Lebanese are turning to crypto-remittances as trust in the country’s banking and financial sector plummets.
Those sending money to family in Lebanon cite faster and cheaper transactions as reasons for using cryptocurrency to remit compared to US dollars or local currency.
Lebanese have increasingly turned to cryptocurrency as a way to gain financial freedom during the ongoing banking and financial crises that erupted in late 2018 which saw the value of the local currency plummet while deposits are still holed up in banks imposing informal and illegal capital controls.
Lebanon is witnessing increased demand for cryptocurrencies as the lira continues its downward plummet and the economic situation worsens
“You would’ve never seen this before. It was only the elite that used to know about crypto and blockchain, but it’s sprinkling down to the masses, and this is interesting, but it’s not surprising,” Lara Abdulmalak, editor-in-chief at Unlock Blockchain told Arabian Business.
Jeremy Arbid, a Lebanese-American crypto enthusiast said he sends remittances to his family via his virtual wallet. Arbid will send his cousin Bitcoin, which can be done nearly instantaneously, and then the family member in Lebanon can find a buyer for the Bitcoin on the chatroom-style social media platform Telegram. In exchange, Arbid’s family gets cash they can use to buy food and staples for the family.
While Arbid sends Bitcoin, others Arabian Business spoke to said they sent money via stable coins – or cryptocurrency supposedly backed by a fiat currency – the most common of which is Tether USDT.
Tey El-Rjula, founder of peer-to-peer money exchange app Fluus, said that he takes USDT from his brother in exchange for a Netflix profile.
Lebanese banks have largely blocked international purchases and transfers, making things like paying for digital subscriptions nearly impossible.
According to research site CryptoCompare, around 80 percent of all cryptocurrency trading is done in USDT, which is allegedly pegged to the US dollar.

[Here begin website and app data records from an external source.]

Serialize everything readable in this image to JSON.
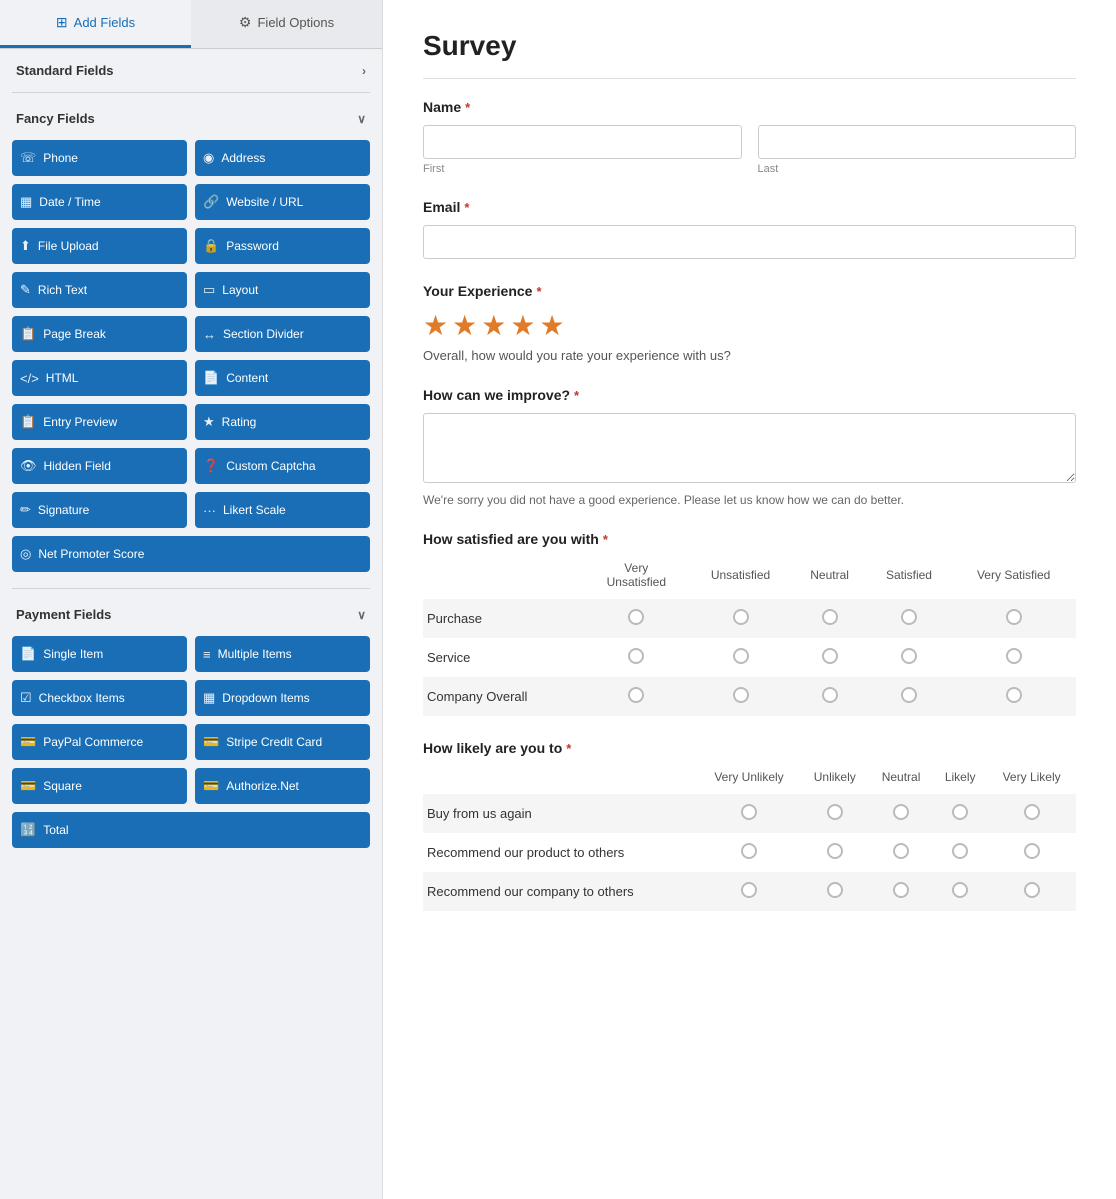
{
  "tabs": {
    "add_fields": "Add Fields",
    "field_options": "Field Options"
  },
  "sections": {
    "standard": {
      "label": "Standard Fields",
      "collapsed": false
    },
    "fancy": {
      "label": "Fancy Fields",
      "collapsed": false,
      "fields": [
        {
          "id": "phone",
          "label": "Phone",
          "icon": "📞"
        },
        {
          "id": "address",
          "label": "Address",
          "icon": "📍"
        },
        {
          "id": "datetime",
          "label": "Date / Time",
          "icon": "📅"
        },
        {
          "id": "website",
          "label": "Website / URL",
          "icon": "🔗"
        },
        {
          "id": "fileupload",
          "label": "File Upload",
          "icon": "⬆"
        },
        {
          "id": "password",
          "label": "Password",
          "icon": "🔒"
        },
        {
          "id": "richtext",
          "label": "Rich Text",
          "icon": "✏️"
        },
        {
          "id": "layout",
          "label": "Layout",
          "icon": "▭"
        },
        {
          "id": "pagebreak",
          "label": "Page Break",
          "icon": "📋"
        },
        {
          "id": "sectiondivider",
          "label": "Section Divider",
          "icon": "↔"
        },
        {
          "id": "html",
          "label": "HTML",
          "icon": "</>"
        },
        {
          "id": "content",
          "label": "Content",
          "icon": "📄"
        },
        {
          "id": "entrypreview",
          "label": "Entry Preview",
          "icon": "📋"
        },
        {
          "id": "rating",
          "label": "Rating",
          "icon": "⭐"
        },
        {
          "id": "hiddenfield",
          "label": "Hidden Field",
          "icon": "👁"
        },
        {
          "id": "customcaptcha",
          "label": "Custom Captcha",
          "icon": "❓"
        },
        {
          "id": "signature",
          "label": "Signature",
          "icon": "✏"
        },
        {
          "id": "likertscale",
          "label": "Likert Scale",
          "icon": "···"
        },
        {
          "id": "netpromoter",
          "label": "Net Promoter Score",
          "icon": "◎"
        }
      ]
    },
    "payment": {
      "label": "Payment Fields",
      "collapsed": false,
      "fields": [
        {
          "id": "singleitem",
          "label": "Single Item",
          "icon": "📄"
        },
        {
          "id": "multipleitems",
          "label": "Multiple Items",
          "icon": "≡"
        },
        {
          "id": "checkboxitems",
          "label": "Checkbox Items",
          "icon": "☑"
        },
        {
          "id": "dropdownitems",
          "label": "Dropdown Items",
          "icon": "▦"
        },
        {
          "id": "paypalcommerce",
          "label": "PayPal Commerce",
          "icon": "💳"
        },
        {
          "id": "stripecreditcard",
          "label": "Stripe Credit Card",
          "icon": "💳"
        },
        {
          "id": "square",
          "label": "Square",
          "icon": "💳"
        },
        {
          "id": "authorizenet",
          "label": "Authorize.Net",
          "icon": "💳"
        },
        {
          "id": "total",
          "label": "Total",
          "icon": "🔢"
        }
      ]
    }
  },
  "form": {
    "title": "Survey",
    "fields": {
      "name_label": "Name",
      "name_first_placeholder": "",
      "name_last_placeholder": "",
      "name_first_sub": "First",
      "name_last_sub": "Last",
      "email_label": "Email",
      "experience_label": "Your Experience",
      "experience_desc": "Overall, how would you rate your experience with us?",
      "improve_label": "How can we improve?",
      "improve_desc": "We're sorry you did not have a good experience. Please let us know how we can do better.",
      "satisfied_label": "How satisfied are you with",
      "likely_label": "How likely are you to"
    },
    "satisfied_cols": [
      "Very Unsatisfied",
      "Unsatisfied",
      "Neutral",
      "Satisfied",
      "Very Satisfied"
    ],
    "satisfied_rows": [
      "Purchase",
      "Service",
      "Company Overall"
    ],
    "likely_cols": [
      "Very Unlikely",
      "Unlikely",
      "Neutral",
      "Likely",
      "Very Likely"
    ],
    "likely_rows": [
      "Buy from us again",
      "Recommend our product to others",
      "Recommend our company to others"
    ]
  }
}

“People are familiar with the US dollar, and they trust the US dollar, and they need something digital that mimics that trust and mimics their knowledge of money,” El-Rjula said.
“So we see a lot of people transferring their US dollars or Lebanese lira into USDT and holding it on their Binance accounts.” Once it’s in an account on the cryptocurrency exchange platform, which Lebanese now only need a driver’s license to set up an account, USDT can be transferred or traded with other cryptocurrencies.
Bitcoin is highly volatile meaning it may not be the best cryptocurrency for sending remittances, claimed a blogpost from the London School of Economics on cryptocurrency’s use as a way to send remittances.
But Arbid said he wasn’t worried by Bitcoin’s volatility. “It’s not a large amount of Bitcoin, and basically I buy, send, and sell in a very short timeframe,” he said.
Remittance inflows to Lebanon, which made up 36.2 percent of the country’s GDP in 2020, are projected by the World Bank to decline by only 6.6 percent to $6.9 billion in 2020, despite the country’s financial crisis.
In absence of a formal framework, traders use a peer-to-peer swapping system, contacting one of a handful of established crypto-to-cash brokers in Lebanon or finding a buyer through social media.
Lebanon is on the US government’s Office of Foreign Assets Control sanction list so formal cryptocurrency remittance platforms registered in the US can’t do business there. Paxful, a US-registered company, said they don’t offer their services in Lebanon because of the country’s presence on the list.
Around 80 percent of all cryptocurrency trading is done in USDT, which is allegedly pegged to the US dollar.
There are no figures on how widespread the use of cryptocurrency to send remittances is, but people inside and outside…